Next up is set in Glasgow and features some senior citizens and some actual coffin dodgers.
If you could erase one horror cliché what would be your choice?
Clichés need to be played with. Imagine the stalker in the house and the frightened babysitter. Now imagine the stalker gets cooked by the babysitter and eaten by the kids. I hope that doesn’t make me sound to sick?
What was the last great book you read, and what was the last book that disappointed you?
I’m reading Michael Connelly just now, having watched the Amazon adaptions of his books avidly. I like his style. He’s a real wordsmith, really evokes the temperature of the place, so I hope it doesn’t disappoint in terms of story. A lot of fantasy disappoints. Here’s the opportunity to really create a totally imaginary world and yet they are often so formulaic. If anyone can recommend a fantasy book that doesn’t have an evil lord in the east or a bunch of mixed races on a quest, please do.
The greatest book I ever read was probably Lanark by Alasdair Gray. He really understood how to play with the words on the page like a visual artist, which he is.
What's the one question you wish you would get asked but never do? And what would be the answer?
I’m not a big fan of fantasy but I like how his books comment on our world and our hang-ups, so I would love to be asked to write a Discworld novel by Terry Pratchett’s estate.
Yes of course!
20 years ago, Craig Miller escaped suspicion and rumour in the kingdom after his mother's disappearance. Now an out of favour tabloid journalist, he returns to restart his career with a sexed-up piece about wolf sightings. What he didn't reckon on were old friends with dark secrets and a conspiracy that he might well have helped to start.
When DS Jimmy Melville finds a finger near the sleepy town of Auchtermuchty, it points him to a missing planning officer and her shifty solicitor husband. When more body parts start turning up on the eve of a royal visit the brass start to panic. Can he make sense of it all while holding off his officious young DC and avoid his IBS flaring up?

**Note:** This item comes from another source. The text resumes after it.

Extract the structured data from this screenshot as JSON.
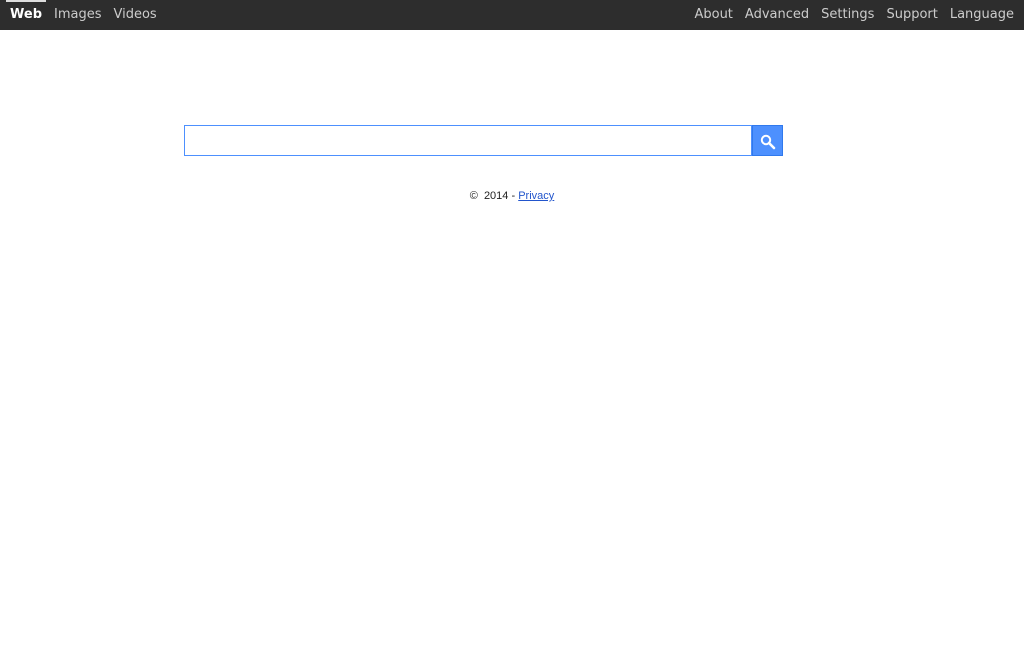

Dr Susannah Martin should be sorting out myth and reality but the distractions of a mysterious, albeit handsome student are about to lead her astray. She needs to keep her head on her shoulders, literally, when Craig Miller turns up on her doorstep with tale of a werewolf...